- Task material
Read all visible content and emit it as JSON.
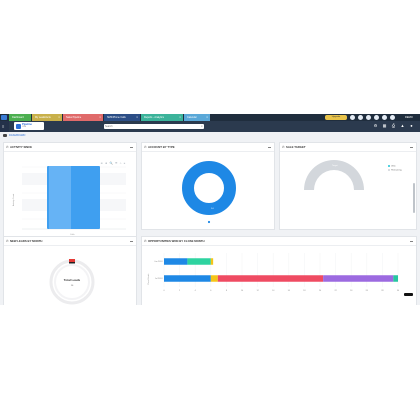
{
  "tabs": [
    {
      "label": "Dashboard",
      "color": "#4caf50"
    },
    {
      "label": "My Leads/Acts",
      "color": "#c8b04a"
    },
    {
      "label": "Sales Pipeline",
      "color": "#e06a6a"
    },
    {
      "label": "SMS/Phone Calls",
      "color": "#2c4e86"
    },
    {
      "label": "Reports - Analytics",
      "color": "#3bb39a"
    },
    {
      "label": "Calendar",
      "color": "#5aa8d8"
    }
  ],
  "header": {
    "badge": "Upgrade",
    "user": "DEMO",
    "search_placeholder": "Search",
    "logo_name": "Pipeline",
    "logo_sub": "CRM"
  },
  "breadcrumb": "DASHBOARD",
  "cards": {
    "activity": {
      "title": "ACTIVITY SINCE"
    },
    "account": {
      "title": "ACCOUNT BY TYPE"
    },
    "sale": {
      "title": "SALE TARGET"
    },
    "newleads": {
      "title": "NEW LEADS BY MONTH"
    },
    "opps": {
      "title": "OPPORTUNITIES WON BY CLOSE MONTH"
    }
  },
  "activity_chart": {
    "ylabel": "Activity Count",
    "category": "Calls",
    "toolbar": "⊖ ⊕ 🔍 ☰ ⌂ ≡"
  },
  "account_chart": {
    "center_label": "1.0",
    "accent": "#1e88e5"
  },
  "sale_chart": {
    "top_label": "Target",
    "legend": [
      {
        "label": "Won",
        "color": "#1ec3d6"
      },
      {
        "label": "Remaining",
        "color": "#cfd4d9"
      }
    ]
  },
  "leads_chart": {
    "label": "Total Leads",
    "value": "10"
  },
  "chart_data": [
    {
      "type": "bar",
      "title": "OPPORTUNITIES WON BY CLOSE MONTH",
      "orientation": "horizontal",
      "categories": [
        "Jun 2024",
        "Jul 2024"
      ],
      "xlim": [
        0,
        30
      ],
      "x_ticks": [
        "0",
        "2",
        "4",
        "6",
        "8",
        "10",
        "12",
        "14",
        "16",
        "18",
        "20",
        "22",
        "24",
        "26",
        "28",
        "30"
      ],
      "ylabel": "Close Month",
      "series": [
        {
          "color": "#1e88e5",
          "values": [
            3,
            6
          ]
        },
        {
          "color": "#2ed3a0",
          "values": [
            3,
            0
          ]
        },
        {
          "color": "#f5c518",
          "values": [
            0.3,
            0.9
          ]
        },
        {
          "color": "#ef4b62",
          "values": [
            0,
            13.5
          ]
        },
        {
          "color": "#9c6ae0",
          "values": [
            0,
            9
          ]
        },
        {
          "color": "#26c6a0",
          "values": [
            0,
            0.6
          ]
        }
      ]
    }
  ]
}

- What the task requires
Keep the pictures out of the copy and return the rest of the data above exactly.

- Answer section
Read all visible content and emit it as JSON.
{
  "tabs": [
    {
      "label": "Dashboard",
      "color": "#4caf50"
    },
    {
      "label": "My Leads/Acts",
      "color": "#c8b04a"
    },
    {
      "label": "Sales Pipeline",
      "color": "#e06a6a"
    },
    {
      "label": "SMS/Phone Calls",
      "color": "#2c4e86"
    },
    {
      "label": "Reports - Analytics",
      "color": "#3bb39a"
    },
    {
      "label": "Calendar",
      "color": "#5aa8d8"
    }
  ],
  "header": {
    "badge": "Upgrade",
    "user": "DEMO",
    "search_placeholder": "Search",
    "logo_name": "Pipeline",
    "logo_sub": "CRM"
  },
  "breadcrumb": "DASHBOARD",
  "cards": {
    "activity": {
      "title": "ACTIVITY SINCE"
    },
    "account": {
      "title": "ACCOUNT BY TYPE"
    },
    "sale": {
      "title": "SALE TARGET"
    },
    "newleads": {
      "title": "NEW LEADS BY MONTH"
    },
    "opps": {
      "title": "OPPORTUNITIES WON BY CLOSE MONTH"
    }
  },
  "activity_chart": {
    "ylabel": "Activity Count",
    "category": "Calls",
    "toolbar": "⊖ ⊕ 🔍 ☰ ⌂ ≡"
  },
  "account_chart": {
    "center_label": "1.0",
    "accent": "#1e88e5"
  },
  "sale_chart": {
    "top_label": "Target",
    "legend": [
      {
        "label": "Won",
        "color": "#1ec3d6"
      },
      {
        "label": "Remaining",
        "color": "#cfd4d9"
      }
    ]
  },
  "leads_chart": {
    "label": "Total Leads",
    "value": "10"
  },
  "chart_data": [
    {
      "type": "bar",
      "title": "OPPORTUNITIES WON BY CLOSE MONTH",
      "orientation": "horizontal",
      "categories": [
        "Jun 2024",
        "Jul 2024"
      ],
      "xlim": [
        0,
        30
      ],
      "x_ticks": [
        "0",
        "2",
        "4",
        "6",
        "8",
        "10",
        "12",
        "14",
        "16",
        "18",
        "20",
        "22",
        "24",
        "26",
        "28",
        "30"
      ],
      "ylabel": "Close Month",
      "series": [
        {
          "color": "#1e88e5",
          "values": [
            3,
            6
          ]
        },
        {
          "color": "#2ed3a0",
          "values": [
            3,
            0
          ]
        },
        {
          "color": "#f5c518",
          "values": [
            0.3,
            0.9
          ]
        },
        {
          "color": "#ef4b62",
          "values": [
            0,
            13.5
          ]
        },
        {
          "color": "#9c6ae0",
          "values": [
            0,
            9
          ]
        },
        {
          "color": "#26c6a0",
          "values": [
            0,
            0.6
          ]
        }
      ]
    }
  ]
}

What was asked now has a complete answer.